While Blinken wouldn't go that far, he compared Russia's tactics in Ukraine to previous conflicts, where its forces were "absolutely brutal in trying to cow the citizenry of a given country, and that includes at the very least indiscriminate targeting and potentially deliberate targeting as well."
To fight back, the U.S. provided several hundred anti-aircraft missiles, known as Stingers, to the Ukrainian military Tuesday, a senior U.S. official confirmed to ABC News. The missiles were part of a $350 million package Biden approved late Friday night, bringing total U.S. military aid to approximately $1 billion.
Before Putin launched his war, U.S. aid had been shipped in on regular flights to the capital Kyiv, where the airport has been shut down. Still, the U.S. has been successfully delivering military aid, according to Blinken, who declined to offer details on how.
"We are very actively working -- every day, every hour -- to provide that assistance," Blinken said of the U.S. and its NATO allies, adding, "Vitally needed assistance is getting to where it needs to go."
The U.S. also unveiled new sanctions Wednesday that target Russia's oil and gas sector, its defense industry and its ally Belarus.
New export controls will bar oil and gas extraction equipment and refining technology, preventing Russian firms "from maintaining and upgrading current projects and, to some degree, from launching new projects," the White House said.
The State Department is also implementing "full blocking sanctions" on 22 entities in Russia's defense sector, while the Commerce Department is extending export controls on Russia to include Belarus, to prevent the country from transferring semiconductors and other technology to its powerful neighbor and ally.

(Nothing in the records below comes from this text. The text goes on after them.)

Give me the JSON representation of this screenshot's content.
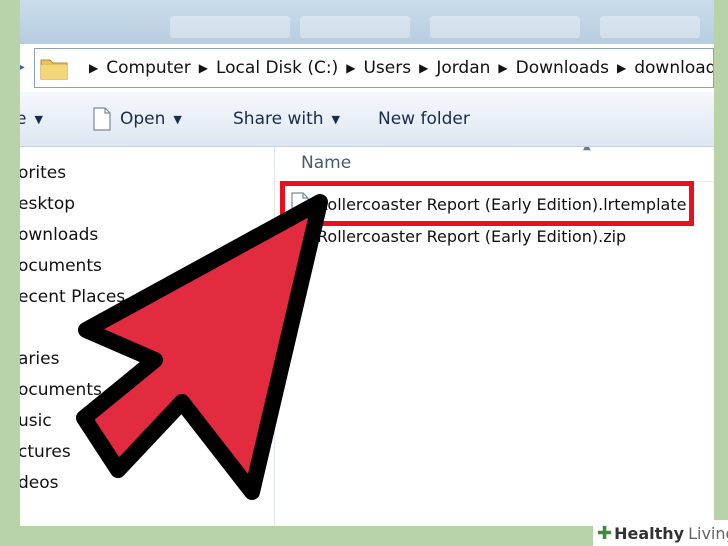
{
  "address_bar": {
    "crumbs": [
      "Computer",
      "Local Disk (C:)",
      "Users",
      "Jordan",
      "Downloads",
      "download"
    ]
  },
  "toolbar": {
    "organize_partial": "e",
    "open_label": "Open",
    "share_label": "Share with",
    "new_folder_label": "New folder"
  },
  "sidebar": {
    "items": [
      "orites",
      "esktop",
      "ownloads",
      "ocuments",
      "ecent Places",
      "aries",
      "ocuments",
      "usic",
      "ctures",
      "deos"
    ]
  },
  "file_list": {
    "column_name": "Name",
    "files": [
      {
        "name": "Rollercoaster Report (Early Edition).lrtemplate",
        "icon": "document-icon",
        "selected": true
      },
      {
        "name": "Rollercoaster Report (Early Edition).zip",
        "icon": "zip-archive-icon",
        "selected": false
      }
    ]
  },
  "annotation": {
    "highlight_color": "#e8101e",
    "arrow_color": "#e22b3f"
  },
  "watermark": {
    "brand_bold": "Healthy",
    "brand_light": "Living"
  }
}
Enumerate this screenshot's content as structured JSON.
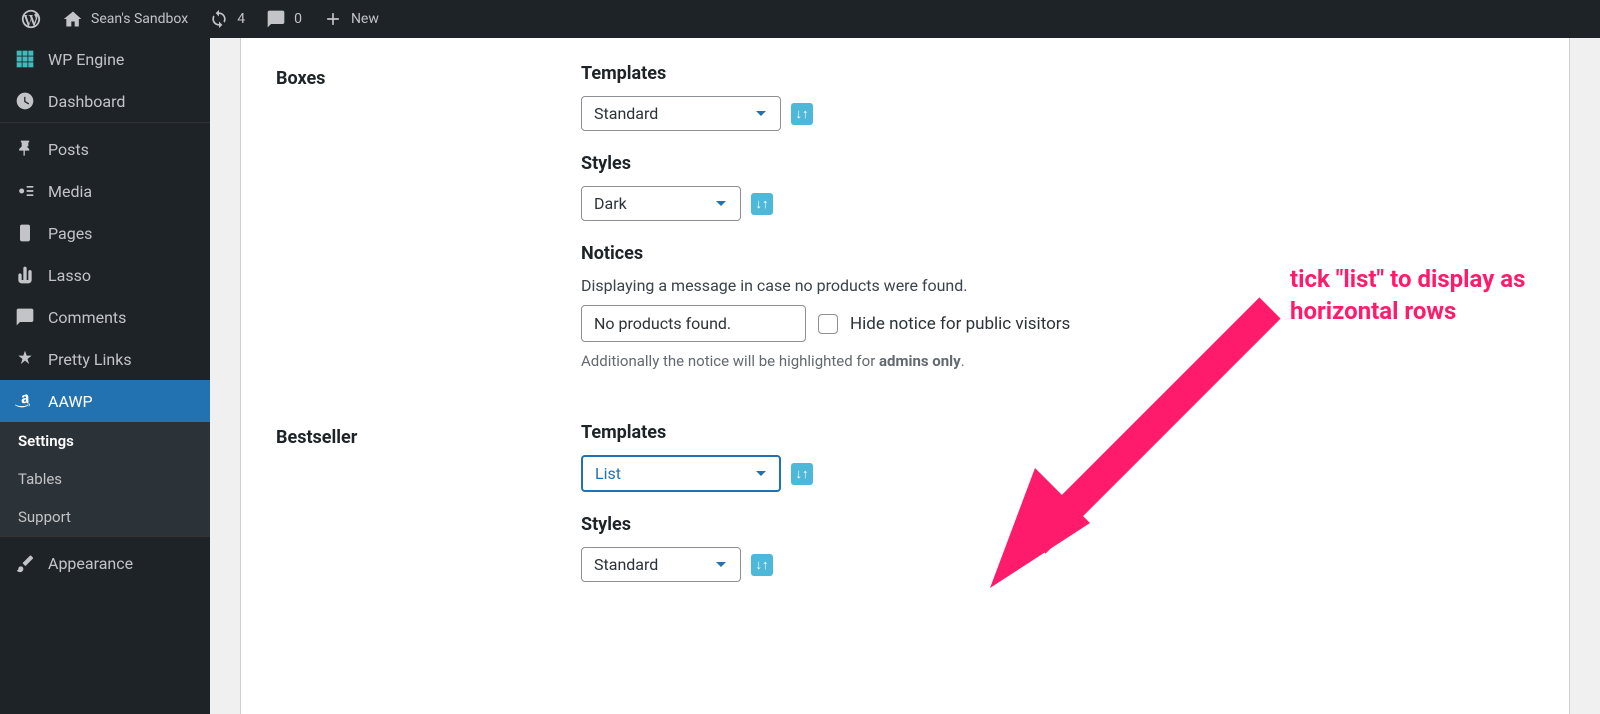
{
  "topbar": {
    "site_name": "Sean's Sandbox",
    "updates_count": "4",
    "comments_count": "0",
    "new_label": "New"
  },
  "sidebar": {
    "items": [
      {
        "label": "WP Engine",
        "icon": "grid"
      },
      {
        "label": "Dashboard",
        "icon": "gauge"
      },
      {
        "label": "Posts",
        "icon": "pin"
      },
      {
        "label": "Media",
        "icon": "media"
      },
      {
        "label": "Pages",
        "icon": "pages"
      },
      {
        "label": "Lasso",
        "icon": "cactus"
      },
      {
        "label": "Comments",
        "icon": "comment"
      },
      {
        "label": "Pretty Links",
        "icon": "star-link"
      },
      {
        "label": "AAWP",
        "icon": "amazon"
      },
      {
        "label": "Appearance",
        "icon": "brush"
      }
    ],
    "sub_items": [
      {
        "label": "Settings"
      },
      {
        "label": "Tables"
      },
      {
        "label": "Support"
      }
    ]
  },
  "sections": {
    "boxes": {
      "title": "Boxes",
      "templates_label": "Templates",
      "templates_value": "Standard",
      "styles_label": "Styles",
      "styles_value": "Dark",
      "notices_label": "Notices",
      "notices_desc": "Displaying a message in case no products were found.",
      "notices_value": "No products found.",
      "hide_notice_label": "Hide notice for public visitors",
      "notices_hint_pre": "Additionally the notice will be highlighted for ",
      "notices_hint_bold": "admins only",
      "notices_hint_post": "."
    },
    "bestseller": {
      "title": "Bestseller",
      "templates_label": "Templates",
      "templates_value": "List",
      "styles_label": "Styles",
      "styles_value": "Standard"
    }
  },
  "annotation": {
    "text": "tick \"list\" to display as horizontal rows"
  }
}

ABC News' Patrick Reevell, Ben Gittleson, and Luis Martinez contributed to this report.